From the show's about page: As astronomers find planets whirling about other suns, and hi-tech rovers scour the sands of Mars in search of ancient lakes, scientists are asking fundamental new questions about the origins of life on this planet and the prevalence of life in the cosmos. This is the exciting science of astrobiology - and we cover it every week on Are We Alone?
Winging It', Slice Of Sci-Fi & Cover To Cover
Two guys, Michael and Evo, and their side-kicks, The Kiss-Ass Mystic Ninjas, who produce three separate podcasts about science fiction including one where they drink beer and talk about anything, one which covers sci-fi on the Tube & the Big Screen and another that is strictly an interview show with authors. Good and funny!
I Should Be Writing
I Should Be Writing, the podcast. A podcast by a wanna-be writer named Mur for wanna-be writers. Great voice, good advice.
A Little About Why I Really, Really, Really Like Podcasts Because I Listen To Them On My Commute To Work And They're Free And Easy And Informative And Addictive As Hell And It's A Nice Close-Knit Community And I Am Thinking Of Starting One Myself.
Umm.... what he said.
Also, I like podcasts because:
- It updates automatically by subscribing to the feed through iTunes.
- I can keep up to date on stuff I’m interested in without having to sit down and read everything on the web, which I don’t have time to do.
- And most importantly: It’s free! You have to buy an MP3 player like an iPod and something that will transmit your iPod to your radio like an iTrip but after spending $400 or so on that set-up, it’s free.
Blogs are a little harder to keep up on because I have to read them regularly and if you read this one you know what that’s like. But here are a few I enjoy because they are very well done and most importantly, are not just daily diaries of what people do in their lives everyday which is very boring to me. (Sorry.)
The Phoenix! My Number One read! He works in some sort of super secret quasi government agency that allows him access to cool info that he then frames in a funny, creative way. You will find out stuff in his blog that was not meant for public consumption, which is why I love it so. Go, Go Phoenix!!
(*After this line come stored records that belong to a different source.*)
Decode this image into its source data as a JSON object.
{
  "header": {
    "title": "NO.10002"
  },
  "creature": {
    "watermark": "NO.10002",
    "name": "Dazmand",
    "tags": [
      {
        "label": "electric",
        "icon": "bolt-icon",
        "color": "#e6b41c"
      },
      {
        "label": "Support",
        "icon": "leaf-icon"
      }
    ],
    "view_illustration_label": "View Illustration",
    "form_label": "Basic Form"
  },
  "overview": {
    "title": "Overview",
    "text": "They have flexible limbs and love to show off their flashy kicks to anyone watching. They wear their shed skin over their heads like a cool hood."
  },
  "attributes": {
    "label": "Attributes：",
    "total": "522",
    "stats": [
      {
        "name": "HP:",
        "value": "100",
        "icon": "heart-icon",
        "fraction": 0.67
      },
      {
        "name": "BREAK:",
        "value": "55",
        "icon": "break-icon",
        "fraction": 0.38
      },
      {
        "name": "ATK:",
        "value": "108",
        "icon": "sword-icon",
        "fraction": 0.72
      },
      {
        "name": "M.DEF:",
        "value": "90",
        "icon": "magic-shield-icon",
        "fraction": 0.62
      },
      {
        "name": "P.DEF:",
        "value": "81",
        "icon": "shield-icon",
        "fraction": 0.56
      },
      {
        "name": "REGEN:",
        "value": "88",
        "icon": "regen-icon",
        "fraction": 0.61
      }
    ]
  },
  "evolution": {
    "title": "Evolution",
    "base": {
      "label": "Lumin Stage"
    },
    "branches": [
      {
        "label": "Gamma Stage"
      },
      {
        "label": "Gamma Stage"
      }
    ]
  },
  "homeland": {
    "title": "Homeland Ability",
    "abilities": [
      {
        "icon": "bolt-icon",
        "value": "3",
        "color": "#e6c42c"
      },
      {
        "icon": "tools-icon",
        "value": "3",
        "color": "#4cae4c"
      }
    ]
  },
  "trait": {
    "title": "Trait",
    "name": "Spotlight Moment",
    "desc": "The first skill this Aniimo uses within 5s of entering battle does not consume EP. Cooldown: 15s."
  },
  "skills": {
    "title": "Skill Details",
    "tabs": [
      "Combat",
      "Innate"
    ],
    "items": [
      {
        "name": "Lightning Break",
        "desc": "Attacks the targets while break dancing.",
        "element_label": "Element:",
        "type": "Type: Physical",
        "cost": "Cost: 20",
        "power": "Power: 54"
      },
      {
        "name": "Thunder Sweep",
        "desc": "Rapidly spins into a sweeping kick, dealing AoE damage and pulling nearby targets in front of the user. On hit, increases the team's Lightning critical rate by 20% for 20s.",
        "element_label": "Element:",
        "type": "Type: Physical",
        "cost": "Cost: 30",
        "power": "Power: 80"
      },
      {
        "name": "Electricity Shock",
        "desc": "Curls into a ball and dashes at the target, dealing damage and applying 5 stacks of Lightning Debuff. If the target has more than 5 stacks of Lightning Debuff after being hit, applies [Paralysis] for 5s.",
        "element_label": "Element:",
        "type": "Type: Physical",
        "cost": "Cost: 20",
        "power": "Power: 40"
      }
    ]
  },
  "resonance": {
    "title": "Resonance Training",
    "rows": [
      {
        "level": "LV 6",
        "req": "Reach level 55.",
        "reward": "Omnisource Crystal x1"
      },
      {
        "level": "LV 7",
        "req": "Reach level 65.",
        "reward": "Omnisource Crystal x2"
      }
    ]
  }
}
From the blog’s about page: TPMCafe is a public meeting place to read about and discuss politics, culture and public life in the United States. The site hosts both blogs and public discussion areas. It is owned and operated by TPM Media LLC, edited by Joshua Micah Marshall, and powered by the collaborative media application, Scoop.
A Medieval Moment
From the about this blog: Was life in the Medieval era really what you imagine it to be? Each post will take you back in time and show you the truth.
Citizen Of The Month
From his Technorati profile: Neil Kramer is a writer and web producer living in Los Angeles who writes about the humor of personal relationships and pop culture.
Small Town Press
From the web page’s title bar: Observations of a small town hick. A conservative who’s had it up to here with the “conservative right.”
Exclamation Mark's B-Movie Reviews
A fan of reviewing sci-fi/horror B-movies and cult films of yesteryear. Films of the 1950s a specialty.
Teh Blog Father
Funny blog reviews and blog promotion. He is truly Teh Blog Father. If you have a blog and want it reviewed by the best, go here.
His name is Phil Plait and the crazy thing is that he promotes Good Astronomy and debunks the Bad so maybe his website should be called Good Astronomy but that doesn't sell as many Books! Both the web page and the blog are world famous and rightfully so. From the site's intro page: As an astronomer, teacher, lecturer and all-around science junkie, I am exposed to all sorts of people and their ideas about what goes on in the sky around them. I have been delighted to find that most people are very curious about the night (and day!) sky, but unfortunately a lot of misinformation is spread about astronomy. I feel obliged to right these wrongs when I can. The Bad Astronomy web pages are devoted to airing out myths and misconceptions in astronomy and related topics.
OK. I think that’s it for now.
Read my post below on Gravity below which is where a post on gravity should be, below, I mean...